Read the Consular Services Charter for what the Australian Government can and can't do to help you overseas. For consular assistance, contact the Australian Embassy in Lima.
Australian Embassy, Lima
Avenida La Paz 1049, 10th Floor
Miraflores, Lima, 18, Peru
Telephone: +51 1 630 0500
Facsimile: +51 1 630 0520
Check the Embassy website for information about opening hours and temporary closures that may affect service provision.
If you are unable to contact the Embassy in a consular emergency, contact the 24-hour Consular Emergency Centre on +61 2 6261 3305 or 1300 555 135 within Australia.
Natural disasters, severe weather and climate
Peru experiences storms, severe weather, flooding, landslides, earthquakes, volcanic eruptions and tsunamis.
If a natural disaster occurs:
- secure your passport in a safe, waterproof location or carry it on you at all times (in a waterproof bag).
- closely monitor local media and other sources such as the Global Disaster Alert and Coordination System
- follow the advice of local authorities
- contact friends and family in Australia with regular updates about your welfare and whereabouts.
If you are travelling during the rainy season or after a natural disaster, contact your tour operator to check whether services at your planned destination have been affected.
Peru has a variety of climates. In general, the rainy season is from November to May. Flooding and landslides are common in the Andes during this period and may disrupt transport services including rail and air services. Heavy rain can cause flooding and landslides in the Machu Picchu/Inca Trail/Aguas Calientes area. These can result in travel delays.
Earthquakes and tsunamis
Peru is located in an active seismic region. In August 2007, an earthquake off the coast of Chincha, 161km south of Lima, killed more than 500 people. In April 2014, a major earthquake measuring 8.2 on the Richter scale struck off the coast of northern Chile, near the Peru/Chile border. A tsunami warning was in effect for Peru immediately after the quake.
A tsunami can arrive very soon after a nearby tremor or earthquake occurring. Be alert to warnings. Move immediately to high ground if advised by local authorities or if you experience any of the following:
- feel a strong earthquake that makes it hard to stand up, or a weak rolling earthquake that lasts a minute or more
- see a sudden rise or fall in sea level
- hear loud and unusual noises from the sea
Do not wait for official warnings. Once on high ground, monitor local media and weather services.
More information: Pacific Tsunami Warning Center
Several volcanoes in southern Peru are active, including Ubinas and Sabancaya, which erupted multiple times in 2016. Eruptions could occur at any time and without warning. Two government department websites provide up-to-date information (in Spanish): the Geophysical Institute of Peru Instituto Geofisico del Peru (IGP) and the Geology, Mineralogy and Metallurgy Institute Instituto Geologico Minero y Metalurigico (INGEMMET).
Exposure to volcanic ash can harm your health, particularly your breathing.
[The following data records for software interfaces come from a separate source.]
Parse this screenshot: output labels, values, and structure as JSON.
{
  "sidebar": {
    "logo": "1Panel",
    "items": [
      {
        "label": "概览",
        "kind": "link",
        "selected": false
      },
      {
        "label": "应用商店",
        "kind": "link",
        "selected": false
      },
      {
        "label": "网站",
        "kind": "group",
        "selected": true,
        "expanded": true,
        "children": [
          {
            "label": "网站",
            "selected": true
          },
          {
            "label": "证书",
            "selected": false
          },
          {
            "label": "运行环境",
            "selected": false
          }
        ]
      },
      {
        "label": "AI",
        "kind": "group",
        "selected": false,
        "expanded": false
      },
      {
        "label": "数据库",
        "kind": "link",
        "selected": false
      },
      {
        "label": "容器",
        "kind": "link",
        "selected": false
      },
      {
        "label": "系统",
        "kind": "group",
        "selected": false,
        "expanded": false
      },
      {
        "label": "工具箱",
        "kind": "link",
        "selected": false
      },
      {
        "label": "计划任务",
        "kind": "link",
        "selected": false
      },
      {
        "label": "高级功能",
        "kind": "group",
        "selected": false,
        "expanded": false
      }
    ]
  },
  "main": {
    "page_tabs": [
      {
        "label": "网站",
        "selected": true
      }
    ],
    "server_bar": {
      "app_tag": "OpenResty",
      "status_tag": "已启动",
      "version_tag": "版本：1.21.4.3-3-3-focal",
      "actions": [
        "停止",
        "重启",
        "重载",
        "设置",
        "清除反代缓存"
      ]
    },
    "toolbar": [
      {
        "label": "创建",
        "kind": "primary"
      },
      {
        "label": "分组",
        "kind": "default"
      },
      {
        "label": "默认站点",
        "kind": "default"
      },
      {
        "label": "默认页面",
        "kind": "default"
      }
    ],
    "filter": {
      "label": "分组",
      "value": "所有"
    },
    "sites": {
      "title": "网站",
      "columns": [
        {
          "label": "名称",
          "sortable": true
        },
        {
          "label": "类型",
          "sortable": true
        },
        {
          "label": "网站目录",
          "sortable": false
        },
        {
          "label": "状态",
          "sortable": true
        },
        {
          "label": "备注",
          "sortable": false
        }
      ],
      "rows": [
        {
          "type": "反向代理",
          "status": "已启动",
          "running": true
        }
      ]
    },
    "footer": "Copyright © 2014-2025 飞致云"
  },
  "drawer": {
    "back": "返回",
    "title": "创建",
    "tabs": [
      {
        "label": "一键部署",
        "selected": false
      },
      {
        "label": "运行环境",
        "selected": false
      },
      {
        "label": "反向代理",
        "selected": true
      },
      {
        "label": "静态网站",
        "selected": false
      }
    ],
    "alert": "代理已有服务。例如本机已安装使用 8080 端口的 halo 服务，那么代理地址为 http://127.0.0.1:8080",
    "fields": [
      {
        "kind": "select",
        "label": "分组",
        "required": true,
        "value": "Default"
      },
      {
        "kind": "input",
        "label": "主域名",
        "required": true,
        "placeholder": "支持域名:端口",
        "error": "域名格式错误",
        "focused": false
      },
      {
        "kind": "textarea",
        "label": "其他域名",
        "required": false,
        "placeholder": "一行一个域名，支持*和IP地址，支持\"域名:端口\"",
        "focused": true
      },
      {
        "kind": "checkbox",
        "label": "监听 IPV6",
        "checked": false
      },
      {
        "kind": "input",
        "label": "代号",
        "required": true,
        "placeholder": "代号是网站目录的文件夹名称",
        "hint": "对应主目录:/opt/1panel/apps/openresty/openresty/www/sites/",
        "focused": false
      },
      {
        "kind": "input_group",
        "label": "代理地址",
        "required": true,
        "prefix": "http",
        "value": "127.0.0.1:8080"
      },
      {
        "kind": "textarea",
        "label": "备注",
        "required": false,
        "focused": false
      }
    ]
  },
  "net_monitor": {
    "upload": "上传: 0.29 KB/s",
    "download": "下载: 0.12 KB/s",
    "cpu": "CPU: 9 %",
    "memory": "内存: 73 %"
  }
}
The ash, dust and toxic fumes emitted following an eruption are a significant health risk, especially to those with existing respiratory problems.
- Monitor local media for advice of possible risks
- Seek local advice on recent volcanic activity before hiking or trekking near active volcanoes
If there is a volcanic eruption:
- stay inside with the windows and doors shut and place damp towels at door thresholds and other draft sources, if ash is falling in your area
- when ash has ceased to fall or you need to go outside, wear a disposable face-mask if available and change it frequently
- wear long-sleeved clothing and long pants to protect your skin, and goggles to protect your eyes
- avoid unnecessary contact with ash
- follow the advice for all natural disasters above